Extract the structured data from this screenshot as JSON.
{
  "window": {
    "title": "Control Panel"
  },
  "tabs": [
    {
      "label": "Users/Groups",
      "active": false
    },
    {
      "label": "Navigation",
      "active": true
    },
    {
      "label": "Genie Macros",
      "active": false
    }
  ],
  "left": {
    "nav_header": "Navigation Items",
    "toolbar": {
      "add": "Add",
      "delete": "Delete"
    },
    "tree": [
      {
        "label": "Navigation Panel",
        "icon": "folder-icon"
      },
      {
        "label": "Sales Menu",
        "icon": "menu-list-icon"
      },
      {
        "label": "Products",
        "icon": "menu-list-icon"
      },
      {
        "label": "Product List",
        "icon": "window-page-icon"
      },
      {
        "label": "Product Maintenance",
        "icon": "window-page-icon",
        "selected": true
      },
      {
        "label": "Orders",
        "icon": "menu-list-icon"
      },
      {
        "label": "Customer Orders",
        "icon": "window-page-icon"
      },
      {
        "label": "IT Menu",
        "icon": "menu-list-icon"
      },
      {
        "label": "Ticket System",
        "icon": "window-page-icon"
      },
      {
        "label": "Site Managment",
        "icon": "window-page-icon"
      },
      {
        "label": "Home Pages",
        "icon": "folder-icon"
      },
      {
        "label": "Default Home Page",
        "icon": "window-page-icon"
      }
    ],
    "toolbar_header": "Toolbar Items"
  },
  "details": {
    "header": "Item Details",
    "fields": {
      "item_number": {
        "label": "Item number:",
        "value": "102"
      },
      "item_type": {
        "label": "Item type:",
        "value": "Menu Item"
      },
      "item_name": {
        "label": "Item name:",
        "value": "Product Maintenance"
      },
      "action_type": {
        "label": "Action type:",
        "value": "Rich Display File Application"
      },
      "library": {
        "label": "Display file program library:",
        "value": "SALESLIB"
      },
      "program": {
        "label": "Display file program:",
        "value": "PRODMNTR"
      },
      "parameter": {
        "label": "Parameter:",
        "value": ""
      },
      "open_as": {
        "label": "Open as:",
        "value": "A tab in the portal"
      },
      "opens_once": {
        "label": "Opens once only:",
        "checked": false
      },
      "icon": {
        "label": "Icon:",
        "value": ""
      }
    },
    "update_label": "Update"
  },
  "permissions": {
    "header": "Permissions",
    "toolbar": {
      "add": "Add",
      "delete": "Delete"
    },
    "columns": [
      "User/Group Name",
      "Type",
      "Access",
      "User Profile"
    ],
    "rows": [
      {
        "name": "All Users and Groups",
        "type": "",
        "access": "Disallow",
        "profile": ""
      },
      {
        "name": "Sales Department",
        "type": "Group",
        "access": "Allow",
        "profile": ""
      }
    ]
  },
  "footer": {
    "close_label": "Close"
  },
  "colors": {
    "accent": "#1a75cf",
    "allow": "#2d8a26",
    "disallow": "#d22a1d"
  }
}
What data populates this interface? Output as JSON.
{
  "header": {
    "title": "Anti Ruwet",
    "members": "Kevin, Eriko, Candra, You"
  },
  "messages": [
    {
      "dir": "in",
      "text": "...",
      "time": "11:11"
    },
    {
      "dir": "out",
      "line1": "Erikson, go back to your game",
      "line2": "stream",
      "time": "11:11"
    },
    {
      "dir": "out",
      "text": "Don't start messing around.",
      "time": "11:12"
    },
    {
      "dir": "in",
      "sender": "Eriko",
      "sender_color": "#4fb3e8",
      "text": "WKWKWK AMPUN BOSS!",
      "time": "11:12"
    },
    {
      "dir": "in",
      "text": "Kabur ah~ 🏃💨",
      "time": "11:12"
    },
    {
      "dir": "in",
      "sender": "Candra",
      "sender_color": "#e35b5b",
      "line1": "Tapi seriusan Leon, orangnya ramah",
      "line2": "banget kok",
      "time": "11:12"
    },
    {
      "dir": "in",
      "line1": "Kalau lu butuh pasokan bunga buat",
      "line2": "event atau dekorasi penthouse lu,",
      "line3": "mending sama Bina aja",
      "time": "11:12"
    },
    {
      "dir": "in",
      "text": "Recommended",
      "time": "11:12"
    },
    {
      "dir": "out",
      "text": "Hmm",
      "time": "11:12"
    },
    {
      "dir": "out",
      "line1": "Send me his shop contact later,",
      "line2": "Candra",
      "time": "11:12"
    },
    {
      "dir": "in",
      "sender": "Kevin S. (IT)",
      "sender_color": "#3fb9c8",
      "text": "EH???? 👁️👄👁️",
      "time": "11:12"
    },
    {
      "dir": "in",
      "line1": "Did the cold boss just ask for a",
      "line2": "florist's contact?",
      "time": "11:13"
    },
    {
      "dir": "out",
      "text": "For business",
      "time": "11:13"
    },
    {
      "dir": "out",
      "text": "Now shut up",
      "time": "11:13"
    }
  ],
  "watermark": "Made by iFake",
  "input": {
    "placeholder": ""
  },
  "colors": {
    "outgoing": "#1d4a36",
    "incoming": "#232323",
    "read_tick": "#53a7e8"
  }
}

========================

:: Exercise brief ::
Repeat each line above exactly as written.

:: Finished exercise ::
Extract the structured data from this screenshot as JSON.
{
  "window": {
    "title": "Control Panel"
  },
  "tabs": [
    {
      "label": "Users/Groups",
      "active": false
    },
    {
      "label": "Navigation",
      "active": true
    },
    {
      "label": "Genie Macros",
      "active": false
    }
  ],
  "left": {
    "nav_header": "Navigation Items",
    "toolbar": {
      "add": "Add",
      "delete": "Delete"
    },
    "tree": [
      {
        "label": "Navigation Panel",
        "icon": "folder-icon"
      },
      {
        "label": "Sales Menu",
        "icon": "menu-list-icon"
      },
      {
        "label": "Products",
        "icon": "menu-list-icon"
      },
      {
        "label": "Product List",
        "icon": "window-page-icon"
      },
      {
        "label": "Product Maintenance",
        "icon": "window-page-icon",
        "selected": true
      },
      {
        "label": "Orders",
        "icon": "menu-list-icon"
      },
      {
        "label": "Customer Orders",
        "icon": "window-page-icon"
      },
      {
        "label": "IT Menu",
        "icon": "menu-list-icon"
      },
      {
        "label": "Ticket System",
        "icon": "window-page-icon"
      },
      {
        "label": "Site Managment",
        "icon": "window-page-icon"
      },
      {
        "label": "Home Pages",
        "icon": "folder-icon"
      },
      {
        "label": "Default Home Page",
        "icon": "window-page-icon"
      }
    ],
    "toolbar_header": "Toolbar Items"
  },
  "details": {
    "header": "Item Details",
    "fields": {
      "item_number": {
        "label": "Item number:",
        "value": "102"
      },
      "item_type": {
        "label": "Item type:",
        "value": "Menu Item"
      },
      "item_name": {
        "label": "Item name:",
        "value": "Product Maintenance"
      },
      "action_type": {
        "label": "Action type:",
        "value": "Rich Display File Application"
      },
      "library": {
        "label": "Display file program library:",
        "value": "SALESLIB"
      },
      "program": {
        "label": "Display file program:",
        "value": "PRODMNTR"
      },
      "parameter": {
        "label": "Parameter:",
        "value": ""
      },
      "open_as": {
        "label": "Open as:",
        "value": "A tab in the portal"
      },
      "opens_once": {
        "label": "Opens once only:",
        "checked": false
      },
      "icon": {
        "label": "Icon:",
        "value": ""
      }
    },
    "update_label": "Update"
  },
  "permissions": {
    "header": "Permissions",
    "toolbar": {
      "add": "Add",
      "delete": "Delete"
    },
    "columns": [
      "User/Group Name",
      "Type",
      "Access",
      "User Profile"
    ],
    "rows": [
      {
        "name": "All Users and Groups",
        "type": "",
        "access": "Disallow",
        "profile": ""
      },
      {
        "name": "Sales Department",
        "type": "Group",
        "access": "Allow",
        "profile": ""
      }
    ]
  },
  "footer": {
    "close_label": "Close"
  },
  "colors": {
    "accent": "#1a75cf",
    "allow": "#2d8a26",
    "disallow": "#d22a1d"
  }
}
What data populates this interface? Output as JSON.
{
  "header": {
    "title": "Anti Ruwet",
    "members": "Kevin, Eriko, Candra, You"
  },
  "messages": [
    {
      "dir": "in",
      "text": "...",
      "time": "11:11"
    },
    {
      "dir": "out",
      "line1": "Erikson, go back to your game",
      "line2": "stream",
      "time": "11:11"
    },
    {
      "dir": "out",
      "text": "Don't start messing around.",
      "time": "11:12"
    },
    {
      "dir": "in",
      "sender": "Eriko",
      "sender_color": "#4fb3e8",
      "text": "WKWKWK AMPUN BOSS!",
      "time": "11:12"
    },
    {
      "dir": "in",
      "text": "Kabur ah~ 🏃💨",
      "time": "11:12"
    },
    {
      "dir": "in",
      "sender": "Candra",
      "sender_color": "#e35b5b",
      "line1": "Tapi seriusan Leon, orangnya ramah",
      "line2": "banget kok",
      "time": "11:12"
    },
    {
      "dir": "in",
      "line1": "Kalau lu butuh pasokan bunga buat",
      "line2": "event atau dekorasi penthouse lu,",
      "line3": "mending sama Bina aja",
      "time": "11:12"
    },
    {
      "dir": "in",
      "text": "Recommended",
      "time": "11:12"
    },
    {
      "dir": "out",
      "text": "Hmm",
      "time": "11:12"
    },
    {
      "dir": "out",
      "line1": "Send me his shop contact later,",
      "line2": "Candra",
      "time": "11:12"
    },
    {
      "dir": "in",
      "sender": "Kevin S. (IT)",
      "sender_color": "#3fb9c8",
      "text": "EH???? 👁️👄👁️",
      "time": "11:12"
    },
    {
      "dir": "in",
      "line1": "Did the cold boss just ask for a",
      "line2": "florist's contact?",
      "time": "11:13"
    },
    {
      "dir": "out",
      "text": "For business",
      "time": "11:13"
    },
    {
      "dir": "out",
      "text": "Now shut up",
      "time": "11:13"
    }
  ],
  "watermark": "Made by iFake",
  "input": {
    "placeholder": ""
  },
  "colors": {
    "outgoing": "#1d4a36",
    "incoming": "#232323",
    "read_tick": "#53a7e8"
  }
}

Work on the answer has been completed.